§ **WHAT IS REQUIRED**
For the material below, state how many lines have the word "this" in them, with no other words.

§ **THE DATA**
++++++

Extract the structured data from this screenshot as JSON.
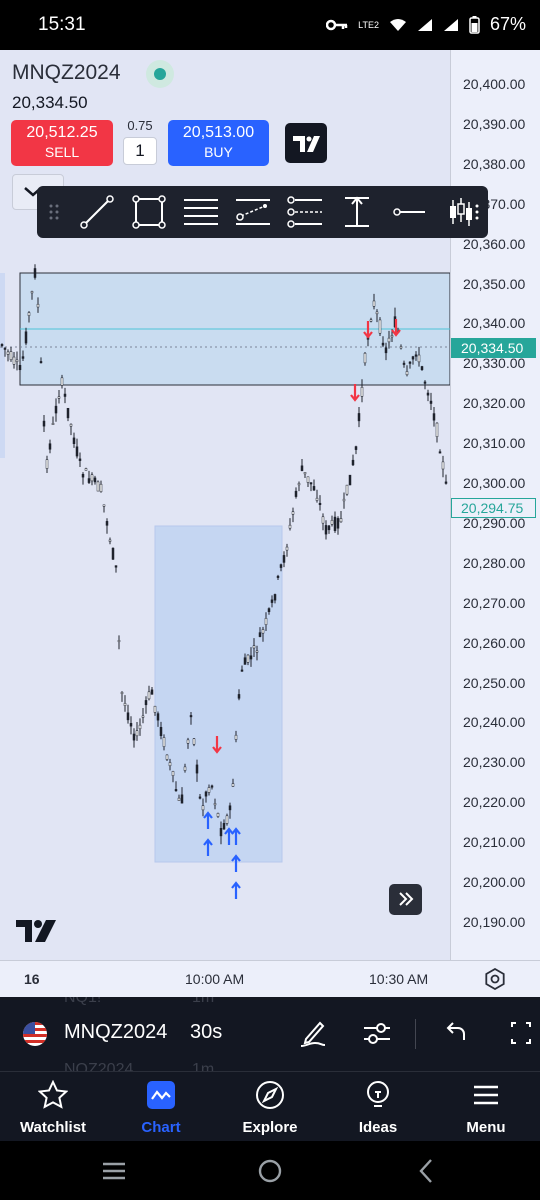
{
  "status_bar": {
    "time": "15:31",
    "battery": "67%",
    "network": "LTE2"
  },
  "chart": {
    "symbol": "MNQZ2024",
    "last_price": "20,334.50",
    "sell": {
      "price": "20,512.25",
      "label": "SELL"
    },
    "buy": {
      "price": "20,513.00",
      "label": "BUY"
    },
    "spread": "0.75",
    "quantity": "1",
    "price_axis": [
      "20,400.00",
      "20,390.00",
      "20,380.00",
      "20,370.00",
      "20,360.00",
      "20,350.00",
      "20,340.00",
      "20,330.00",
      "20,320.00",
      "20,310.00",
      "20,300.00",
      "20,290.00",
      "20,280.00",
      "20,270.00",
      "20,260.00",
      "20,250.00",
      "20,240.00",
      "20,230.00",
      "20,220.00",
      "20,210.00",
      "20,200.00",
      "20,190.00"
    ],
    "current_price_tag": "20,334.50",
    "secondary_price_tag": "20,294.75",
    "time_axis": [
      "16",
      "10:00 AM",
      "10:30 AM"
    ],
    "colors": {
      "up": "#26a69a",
      "down": "#f23645",
      "accent": "#2962ff",
      "candle": "#1e222d"
    }
  },
  "drawing_toolbar": {
    "tools": [
      "drag-handle-icon",
      "trend-line-icon",
      "rectangle-icon",
      "horizontal-lines-icon",
      "parallel-channel-icon",
      "pitchfork-icon",
      "price-range-icon",
      "horizontal-ray-icon",
      "indicator-icon"
    ]
  },
  "bottom_strip": {
    "symbol": "MNQZ2024",
    "interval": "30s",
    "ghost_top": "NQ1!",
    "ghost_top_interval": "1m",
    "ghost_bottom": "NQZ2024",
    "ghost_bottom_interval": "1m"
  },
  "nav": {
    "items": [
      {
        "label": "Watchlist",
        "icon": "star-icon"
      },
      {
        "label": "Chart",
        "icon": "chart-icon"
      },
      {
        "label": "Explore",
        "icon": "compass-icon"
      },
      {
        "label": "Ideas",
        "icon": "lightbulb-icon"
      },
      {
        "label": "Menu",
        "icon": "menu-icon"
      }
    ],
    "active": "Chart"
  }
}
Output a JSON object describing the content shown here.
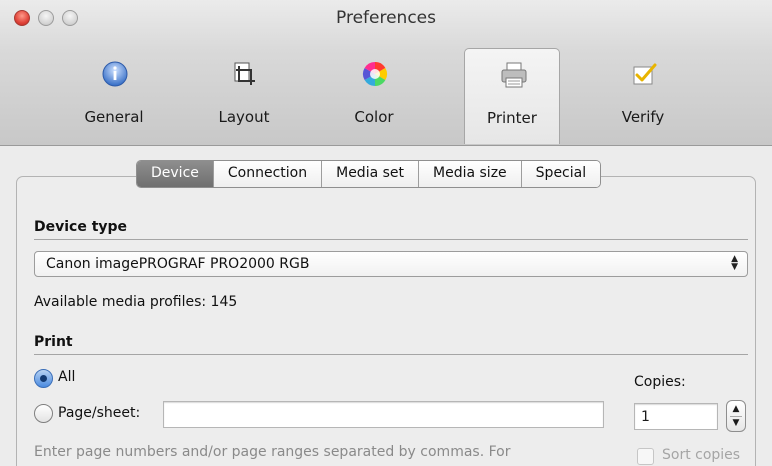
{
  "window": {
    "title": "Preferences"
  },
  "toolbar": {
    "items": [
      {
        "label": "General",
        "icon": "info-icon"
      },
      {
        "label": "Layout",
        "icon": "crop-icon"
      },
      {
        "label": "Color",
        "icon": "color-wheel-icon"
      },
      {
        "label": "Printer",
        "icon": "printer-icon",
        "selected": true
      },
      {
        "label": "Verify",
        "icon": "verify-check-icon"
      }
    ]
  },
  "tabs": {
    "items": [
      "Device",
      "Connection",
      "Media set",
      "Media size",
      "Special"
    ],
    "selected": "Device"
  },
  "device": {
    "section_title": "Device type",
    "device_type_value": "Canon imagePROGRAF PRO2000 RGB",
    "profiles_label": "Available media profiles: 145"
  },
  "print": {
    "section_title": "Print",
    "radio_all": "All",
    "radio_all_checked": true,
    "radio_page": "Page/sheet:",
    "radio_page_checked": false,
    "page_sheet_value": "",
    "copies_label": "Copies:",
    "copies_value": "1",
    "hint": "Enter page numbers and/or page ranges separated by commas. For",
    "sort_copies_label": "Sort copies",
    "sort_copies_checked": false
  },
  "colors": {
    "segment_active": "#7a7a7a",
    "radio_selected": "#4b8be0",
    "close_button": "#e0443a"
  }
}
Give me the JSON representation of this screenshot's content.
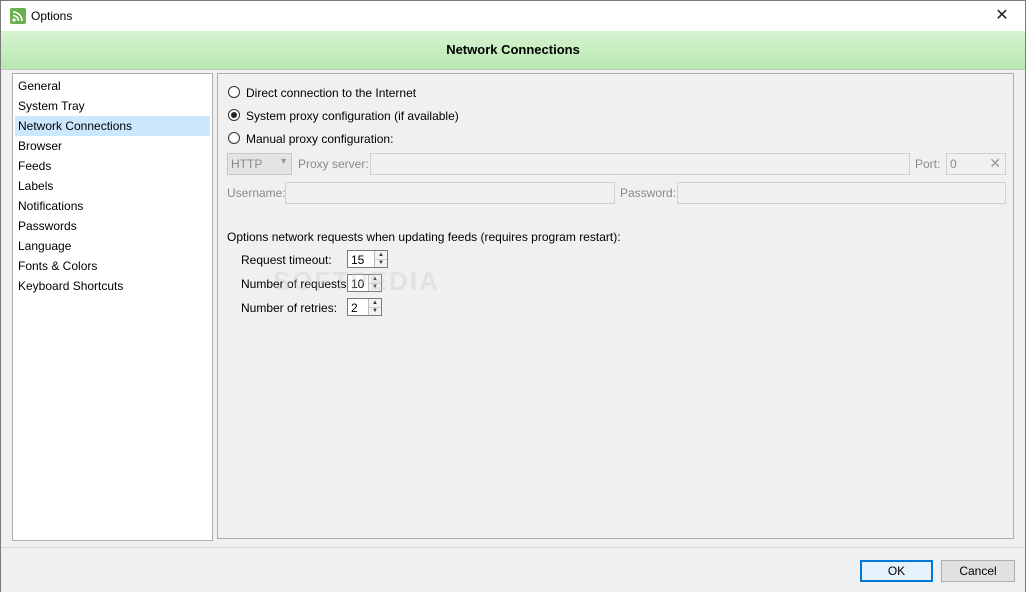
{
  "window": {
    "title": "Options",
    "close_glyph": "✕"
  },
  "header": {
    "title": "Network Connections"
  },
  "sidebar": {
    "items": [
      {
        "label": "General"
      },
      {
        "label": "System Tray"
      },
      {
        "label": "Network Connections",
        "selected": true
      },
      {
        "label": "Browser"
      },
      {
        "label": "Feeds"
      },
      {
        "label": "Labels"
      },
      {
        "label": "Notifications"
      },
      {
        "label": "Passwords"
      },
      {
        "label": "Language"
      },
      {
        "label": "Fonts & Colors"
      },
      {
        "label": "Keyboard Shortcuts"
      }
    ]
  },
  "proxy": {
    "direct_label": "Direct connection to the Internet",
    "system_label": "System proxy configuration (if available)",
    "manual_label": "Manual proxy configuration:",
    "selected": "system",
    "type_value": "HTTP",
    "proxy_server_label": "Proxy server:",
    "proxy_server_value": "",
    "port_label": "Port:",
    "port_value": "0",
    "username_label": "Username:",
    "username_value": "",
    "password_label": "Password:",
    "password_value": ""
  },
  "requests": {
    "section_label": "Options network requests when updating feeds (requires program restart):",
    "timeout_label": "Request timeout:",
    "timeout_value": "15",
    "count_label": "Number of requests:",
    "count_value": "10",
    "retries_label": "Number of retries:",
    "retries_value": "2"
  },
  "footer": {
    "ok_label": "OK",
    "cancel_label": "Cancel"
  },
  "watermark": "SOFTPEDIA",
  "colors": {
    "header_band": "#c6edbe",
    "selection": "#cce8ff",
    "default_button_border": "#0078d7"
  },
  "icons": {
    "app": "rss-feed-icon",
    "close": "close-icon",
    "clear": "clear-x-icon"
  }
}
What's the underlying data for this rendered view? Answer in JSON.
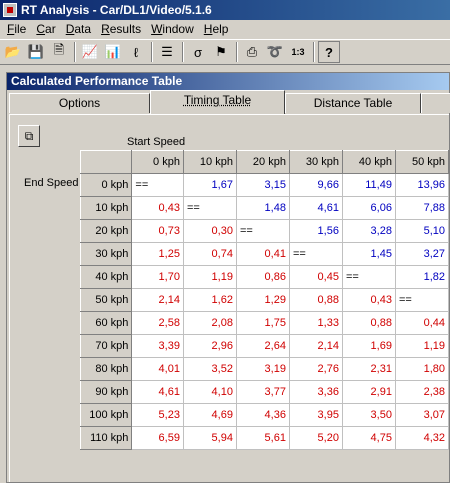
{
  "window": {
    "title": "RT Analysis - Car/DL1/Video/5.1.6"
  },
  "menu": [
    "File",
    "Car",
    "Data",
    "Results",
    "Window",
    "Help"
  ],
  "toolbar": {
    "icons": [
      "open-folder-icon",
      "save-icon",
      "save-as-icon",
      "graph-icon",
      "bar-chart-icon",
      "lap-icon",
      "list-icon",
      "sigma-icon",
      "finish-flag-icon",
      "print-icon",
      "track-icon",
      "table-number-icon",
      "help-icon"
    ]
  },
  "panel": {
    "title": "Calculated Performance Table",
    "tabs": [
      "Options",
      "Timing Table",
      "Distance Table"
    ],
    "active_tab": "Timing Table"
  },
  "table": {
    "start_speed_label": "Start Speed",
    "end_speed_label": "End Speed",
    "columns": [
      "0 kph",
      "10 kph",
      "20 kph",
      "30 kph",
      "40 kph",
      "50 kph"
    ],
    "rows": [
      {
        "label": "0 kph",
        "cells": [
          "==",
          "1,67",
          "3,15",
          "9,66",
          "11,49",
          "13,96"
        ]
      },
      {
        "label": "10 kph",
        "cells": [
          "0,43",
          "==",
          "1,48",
          "4,61",
          "6,06",
          "7,88"
        ]
      },
      {
        "label": "20 kph",
        "cells": [
          "0,73",
          "0,30",
          "==",
          "1,56",
          "3,28",
          "5,10"
        ]
      },
      {
        "label": "30 kph",
        "cells": [
          "1,25",
          "0,74",
          "0,41",
          "==",
          "1,45",
          "3,27"
        ]
      },
      {
        "label": "40 kph",
        "cells": [
          "1,70",
          "1,19",
          "0,86",
          "0,45",
          "==",
          "1,82"
        ]
      },
      {
        "label": "50 kph",
        "cells": [
          "2,14",
          "1,62",
          "1,29",
          "0,88",
          "0,43",
          "=="
        ]
      },
      {
        "label": "60 kph",
        "cells": [
          "2,58",
          "2,08",
          "1,75",
          "1,33",
          "0,88",
          "0,44"
        ]
      },
      {
        "label": "70 kph",
        "cells": [
          "3,39",
          "2,96",
          "2,64",
          "2,14",
          "1,69",
          "1,19"
        ]
      },
      {
        "label": "80 kph",
        "cells": [
          "4,01",
          "3,52",
          "3,19",
          "2,76",
          "2,31",
          "1,80"
        ]
      },
      {
        "label": "90 kph",
        "cells": [
          "4,61",
          "4,10",
          "3,77",
          "3,36",
          "2,91",
          "2,38"
        ]
      },
      {
        "label": "100 kph",
        "cells": [
          "5,23",
          "4,69",
          "4,36",
          "3,95",
          "3,50",
          "3,07"
        ]
      },
      {
        "label": "110 kph",
        "cells": [
          "6,59",
          "5,94",
          "5,61",
          "5,20",
          "4,75",
          "4,32"
        ]
      }
    ],
    "colors": {
      "decel": "#d00000",
      "accel": "#0000c0"
    }
  }
}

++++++

§ **WRITTEN ANSWER**
3